There is some evidence that people who use cannabis frequently have less activity at cannabinoid cell receptors. This means that heavy users will not get as high as those who only use cannabis occasionally.
If you are a regular user, there are many ways to combat developing a weed tolerance. Some popular tricks include switching strains regularly, changing your consumption method, or taking strategic breaks from cannabis.
Taking a ‘tolerance break’ is one of the most effective ways to reset your ability to get high. Cannabinoid receptor activity begins to increase again after just a few days of abstinence.
Finally, the way that cannabis affects a person depends on what other substances they have in their system. For example, someone may have been drinking alcohol and then light up a joint. In this situation, they are likely to feel more intoxicated than if they had used weed alone.
Cannabis may also interact with some over-the-counter or prescription medicines. This could increase the effects of the marijuana or the medication. This is why you should exercise caution with cannabis use if you are taking other pharmaceuticals.
If you are using weed for medical reasons, talk to your physician to find a dosage appropriate for you. And if you are a recreational user, be aware that using marijuana with another substance could alter its effects significantly.
Why Do Some People Handle Weed Better Than Others? Final Thoughts
There are many reasons why some people handle weed better than others. It could be a matter of experience, attitudes, or expectations. It could just as easily be down to fundamental differences in genetics.
But whether you are a cannabis lightweight or someone who struggles to get high, there are steps you can take to enhance your experience.
For those who find cannabis’ effects overwhelming, start with a low dose and build up gradually over time. You might want to try a less potent strain than someone who has a high THC tolerance to make the effects more manageable. If you use cannabis for medical purposes, you might even consider a high CBD/low THC strain with fewer psychoactive effects.

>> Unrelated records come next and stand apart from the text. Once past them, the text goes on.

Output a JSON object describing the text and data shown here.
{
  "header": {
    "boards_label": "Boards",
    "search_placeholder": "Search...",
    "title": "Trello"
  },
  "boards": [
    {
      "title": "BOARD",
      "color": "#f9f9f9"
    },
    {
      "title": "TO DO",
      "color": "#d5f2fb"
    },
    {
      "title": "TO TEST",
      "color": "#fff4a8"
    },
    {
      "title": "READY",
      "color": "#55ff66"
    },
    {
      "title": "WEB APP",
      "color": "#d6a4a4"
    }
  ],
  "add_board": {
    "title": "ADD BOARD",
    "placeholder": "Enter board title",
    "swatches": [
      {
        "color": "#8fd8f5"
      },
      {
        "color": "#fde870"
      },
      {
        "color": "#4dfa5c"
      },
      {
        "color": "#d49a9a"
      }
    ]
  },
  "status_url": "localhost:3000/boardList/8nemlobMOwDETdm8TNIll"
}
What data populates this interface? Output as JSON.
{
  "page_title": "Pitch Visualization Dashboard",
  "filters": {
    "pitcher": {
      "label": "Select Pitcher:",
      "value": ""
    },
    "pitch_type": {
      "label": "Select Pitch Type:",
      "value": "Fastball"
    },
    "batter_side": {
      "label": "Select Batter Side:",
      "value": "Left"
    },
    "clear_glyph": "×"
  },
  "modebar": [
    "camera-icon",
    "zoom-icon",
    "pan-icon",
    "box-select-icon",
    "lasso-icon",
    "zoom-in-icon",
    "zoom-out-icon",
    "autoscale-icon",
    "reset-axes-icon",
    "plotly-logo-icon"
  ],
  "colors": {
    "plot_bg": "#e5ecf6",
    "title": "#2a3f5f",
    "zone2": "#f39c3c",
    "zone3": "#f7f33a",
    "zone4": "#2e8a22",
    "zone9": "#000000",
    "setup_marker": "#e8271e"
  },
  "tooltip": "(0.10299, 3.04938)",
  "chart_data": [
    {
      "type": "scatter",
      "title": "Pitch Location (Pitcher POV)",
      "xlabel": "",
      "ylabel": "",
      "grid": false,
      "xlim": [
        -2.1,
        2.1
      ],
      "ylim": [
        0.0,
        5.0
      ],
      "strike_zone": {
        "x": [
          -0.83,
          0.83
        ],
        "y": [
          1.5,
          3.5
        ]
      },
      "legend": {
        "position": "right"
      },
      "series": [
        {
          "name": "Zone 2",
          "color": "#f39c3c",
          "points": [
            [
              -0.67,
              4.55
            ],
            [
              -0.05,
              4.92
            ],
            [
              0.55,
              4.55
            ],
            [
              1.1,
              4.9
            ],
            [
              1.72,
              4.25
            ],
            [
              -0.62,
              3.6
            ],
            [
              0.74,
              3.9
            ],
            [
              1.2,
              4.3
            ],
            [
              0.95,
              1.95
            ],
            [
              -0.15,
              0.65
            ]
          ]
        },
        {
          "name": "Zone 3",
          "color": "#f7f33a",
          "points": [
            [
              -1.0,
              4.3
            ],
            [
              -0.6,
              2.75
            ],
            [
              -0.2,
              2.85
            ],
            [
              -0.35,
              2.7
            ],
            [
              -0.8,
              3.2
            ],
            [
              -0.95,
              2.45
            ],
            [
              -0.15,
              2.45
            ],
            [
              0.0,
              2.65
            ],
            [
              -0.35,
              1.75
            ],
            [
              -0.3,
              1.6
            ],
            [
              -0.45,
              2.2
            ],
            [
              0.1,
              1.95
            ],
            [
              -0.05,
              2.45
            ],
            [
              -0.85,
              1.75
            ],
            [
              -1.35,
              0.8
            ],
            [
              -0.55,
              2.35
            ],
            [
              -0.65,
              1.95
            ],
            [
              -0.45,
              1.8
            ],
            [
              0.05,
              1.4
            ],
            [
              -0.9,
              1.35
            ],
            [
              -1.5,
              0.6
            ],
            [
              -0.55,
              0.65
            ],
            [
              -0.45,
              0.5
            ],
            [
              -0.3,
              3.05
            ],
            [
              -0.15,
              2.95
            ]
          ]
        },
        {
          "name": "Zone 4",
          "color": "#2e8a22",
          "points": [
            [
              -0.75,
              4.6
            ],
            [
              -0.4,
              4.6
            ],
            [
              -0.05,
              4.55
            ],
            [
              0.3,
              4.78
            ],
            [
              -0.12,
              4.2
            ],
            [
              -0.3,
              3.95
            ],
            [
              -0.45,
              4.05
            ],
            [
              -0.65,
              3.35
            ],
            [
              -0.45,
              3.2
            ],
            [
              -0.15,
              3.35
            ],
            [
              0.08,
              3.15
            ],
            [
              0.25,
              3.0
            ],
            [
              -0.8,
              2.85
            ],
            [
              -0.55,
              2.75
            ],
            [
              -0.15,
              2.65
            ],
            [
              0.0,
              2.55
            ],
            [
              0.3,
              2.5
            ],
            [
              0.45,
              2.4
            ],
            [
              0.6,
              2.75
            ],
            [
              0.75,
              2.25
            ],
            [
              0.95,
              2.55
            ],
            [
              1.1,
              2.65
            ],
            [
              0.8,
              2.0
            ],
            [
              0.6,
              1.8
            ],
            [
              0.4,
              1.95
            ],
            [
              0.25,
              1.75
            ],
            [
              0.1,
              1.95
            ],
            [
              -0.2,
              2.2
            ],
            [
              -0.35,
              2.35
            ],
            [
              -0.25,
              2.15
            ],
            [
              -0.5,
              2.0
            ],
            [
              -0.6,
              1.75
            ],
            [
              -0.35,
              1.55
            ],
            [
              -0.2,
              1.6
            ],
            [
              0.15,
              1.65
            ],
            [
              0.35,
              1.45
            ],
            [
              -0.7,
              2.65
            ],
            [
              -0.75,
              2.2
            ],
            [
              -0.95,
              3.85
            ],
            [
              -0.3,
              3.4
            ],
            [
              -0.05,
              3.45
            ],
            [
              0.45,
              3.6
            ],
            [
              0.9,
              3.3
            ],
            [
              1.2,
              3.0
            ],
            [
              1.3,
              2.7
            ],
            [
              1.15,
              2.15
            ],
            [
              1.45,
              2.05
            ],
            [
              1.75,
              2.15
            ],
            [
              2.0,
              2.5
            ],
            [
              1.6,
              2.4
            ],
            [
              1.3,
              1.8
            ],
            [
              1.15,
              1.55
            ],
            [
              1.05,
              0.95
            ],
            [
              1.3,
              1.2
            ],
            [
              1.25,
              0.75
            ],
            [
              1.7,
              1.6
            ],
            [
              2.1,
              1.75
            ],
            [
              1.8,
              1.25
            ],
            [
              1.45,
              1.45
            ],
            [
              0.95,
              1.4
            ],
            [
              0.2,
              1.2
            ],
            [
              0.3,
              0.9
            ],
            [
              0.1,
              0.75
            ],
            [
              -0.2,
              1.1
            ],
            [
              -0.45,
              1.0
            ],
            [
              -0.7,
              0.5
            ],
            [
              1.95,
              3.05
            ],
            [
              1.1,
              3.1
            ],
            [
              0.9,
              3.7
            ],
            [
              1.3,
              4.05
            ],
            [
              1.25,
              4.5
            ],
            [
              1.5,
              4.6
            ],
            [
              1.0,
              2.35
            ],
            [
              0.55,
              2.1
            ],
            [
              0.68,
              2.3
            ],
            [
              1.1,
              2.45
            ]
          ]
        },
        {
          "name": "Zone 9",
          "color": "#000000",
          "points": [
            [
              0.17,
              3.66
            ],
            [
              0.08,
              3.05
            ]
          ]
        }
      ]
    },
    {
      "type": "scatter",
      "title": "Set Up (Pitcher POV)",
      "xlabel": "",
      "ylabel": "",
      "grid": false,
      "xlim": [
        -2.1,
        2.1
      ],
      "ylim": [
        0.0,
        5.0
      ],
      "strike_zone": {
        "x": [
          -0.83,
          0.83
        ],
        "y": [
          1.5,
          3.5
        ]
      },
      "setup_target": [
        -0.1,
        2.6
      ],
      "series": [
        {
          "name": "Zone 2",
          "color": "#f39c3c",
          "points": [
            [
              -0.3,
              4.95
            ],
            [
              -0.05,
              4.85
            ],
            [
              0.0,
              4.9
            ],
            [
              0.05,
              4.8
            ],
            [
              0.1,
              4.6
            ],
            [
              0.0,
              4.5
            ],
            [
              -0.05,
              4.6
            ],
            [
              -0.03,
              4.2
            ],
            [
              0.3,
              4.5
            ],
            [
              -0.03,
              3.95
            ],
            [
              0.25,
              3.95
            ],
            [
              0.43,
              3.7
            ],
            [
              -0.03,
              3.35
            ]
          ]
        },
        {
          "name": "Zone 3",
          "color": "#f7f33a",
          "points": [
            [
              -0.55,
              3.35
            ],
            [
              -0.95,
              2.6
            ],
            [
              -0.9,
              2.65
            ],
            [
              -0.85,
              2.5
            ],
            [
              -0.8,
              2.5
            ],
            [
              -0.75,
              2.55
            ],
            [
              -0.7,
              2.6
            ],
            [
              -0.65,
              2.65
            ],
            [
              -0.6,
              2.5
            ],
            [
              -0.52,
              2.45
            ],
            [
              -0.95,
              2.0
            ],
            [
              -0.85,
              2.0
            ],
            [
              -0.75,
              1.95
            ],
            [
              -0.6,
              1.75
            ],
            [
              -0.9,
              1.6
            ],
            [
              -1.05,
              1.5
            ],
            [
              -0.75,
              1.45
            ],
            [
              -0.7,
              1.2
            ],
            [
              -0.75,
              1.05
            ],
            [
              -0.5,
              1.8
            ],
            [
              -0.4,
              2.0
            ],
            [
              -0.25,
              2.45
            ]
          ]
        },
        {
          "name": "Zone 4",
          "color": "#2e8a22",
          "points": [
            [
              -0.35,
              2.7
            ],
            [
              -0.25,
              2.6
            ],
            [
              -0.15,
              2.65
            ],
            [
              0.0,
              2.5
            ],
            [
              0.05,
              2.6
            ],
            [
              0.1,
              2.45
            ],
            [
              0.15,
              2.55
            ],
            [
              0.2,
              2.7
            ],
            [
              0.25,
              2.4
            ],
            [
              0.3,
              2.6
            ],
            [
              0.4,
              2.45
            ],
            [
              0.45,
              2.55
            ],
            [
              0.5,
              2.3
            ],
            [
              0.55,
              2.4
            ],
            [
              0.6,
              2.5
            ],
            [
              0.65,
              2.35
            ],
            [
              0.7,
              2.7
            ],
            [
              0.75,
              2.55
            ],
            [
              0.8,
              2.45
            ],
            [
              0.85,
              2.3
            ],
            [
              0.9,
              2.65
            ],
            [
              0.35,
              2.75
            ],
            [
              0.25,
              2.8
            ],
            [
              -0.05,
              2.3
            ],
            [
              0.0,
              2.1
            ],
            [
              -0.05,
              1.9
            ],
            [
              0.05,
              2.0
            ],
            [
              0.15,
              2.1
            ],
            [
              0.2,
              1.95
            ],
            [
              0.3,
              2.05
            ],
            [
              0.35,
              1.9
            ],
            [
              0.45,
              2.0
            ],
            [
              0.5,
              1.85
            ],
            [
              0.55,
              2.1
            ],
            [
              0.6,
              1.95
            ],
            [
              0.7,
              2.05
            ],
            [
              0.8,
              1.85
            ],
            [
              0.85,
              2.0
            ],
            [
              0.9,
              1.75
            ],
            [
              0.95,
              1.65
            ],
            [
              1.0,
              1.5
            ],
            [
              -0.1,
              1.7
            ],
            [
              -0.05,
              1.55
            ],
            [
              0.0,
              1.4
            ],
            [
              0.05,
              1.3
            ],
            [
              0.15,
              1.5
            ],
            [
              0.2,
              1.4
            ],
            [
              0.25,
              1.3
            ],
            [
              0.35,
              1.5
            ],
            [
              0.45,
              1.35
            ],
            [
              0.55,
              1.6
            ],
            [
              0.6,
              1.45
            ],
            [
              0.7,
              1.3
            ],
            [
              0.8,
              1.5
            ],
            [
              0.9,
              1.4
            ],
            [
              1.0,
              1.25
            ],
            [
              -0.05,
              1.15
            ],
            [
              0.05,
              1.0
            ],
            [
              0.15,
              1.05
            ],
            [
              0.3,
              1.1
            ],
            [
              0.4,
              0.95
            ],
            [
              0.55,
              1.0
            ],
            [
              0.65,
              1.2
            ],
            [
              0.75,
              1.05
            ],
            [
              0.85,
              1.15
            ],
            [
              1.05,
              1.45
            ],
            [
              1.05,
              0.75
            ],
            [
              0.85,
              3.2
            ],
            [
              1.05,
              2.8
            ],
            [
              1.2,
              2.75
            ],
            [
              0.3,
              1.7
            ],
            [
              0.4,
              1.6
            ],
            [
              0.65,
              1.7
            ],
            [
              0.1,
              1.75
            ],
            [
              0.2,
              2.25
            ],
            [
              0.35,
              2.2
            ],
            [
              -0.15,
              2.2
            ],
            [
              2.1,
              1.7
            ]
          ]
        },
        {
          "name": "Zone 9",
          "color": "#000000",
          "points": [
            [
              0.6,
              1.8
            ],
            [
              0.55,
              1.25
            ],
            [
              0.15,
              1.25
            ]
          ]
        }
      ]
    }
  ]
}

For seasoned users lamenting their inability to get as high as they used to, there are also solutions. You could try mixing it up with different strains or try a different consumption method from your usual. However, the most effective way to beat your tolerance is to take a break. As difficult as that may sound, it is one of the best ways to reset your body.
So, now you know why some people handle weed better than others. Remember always to enjoy cannabis responsibly and in accordance with your local laws.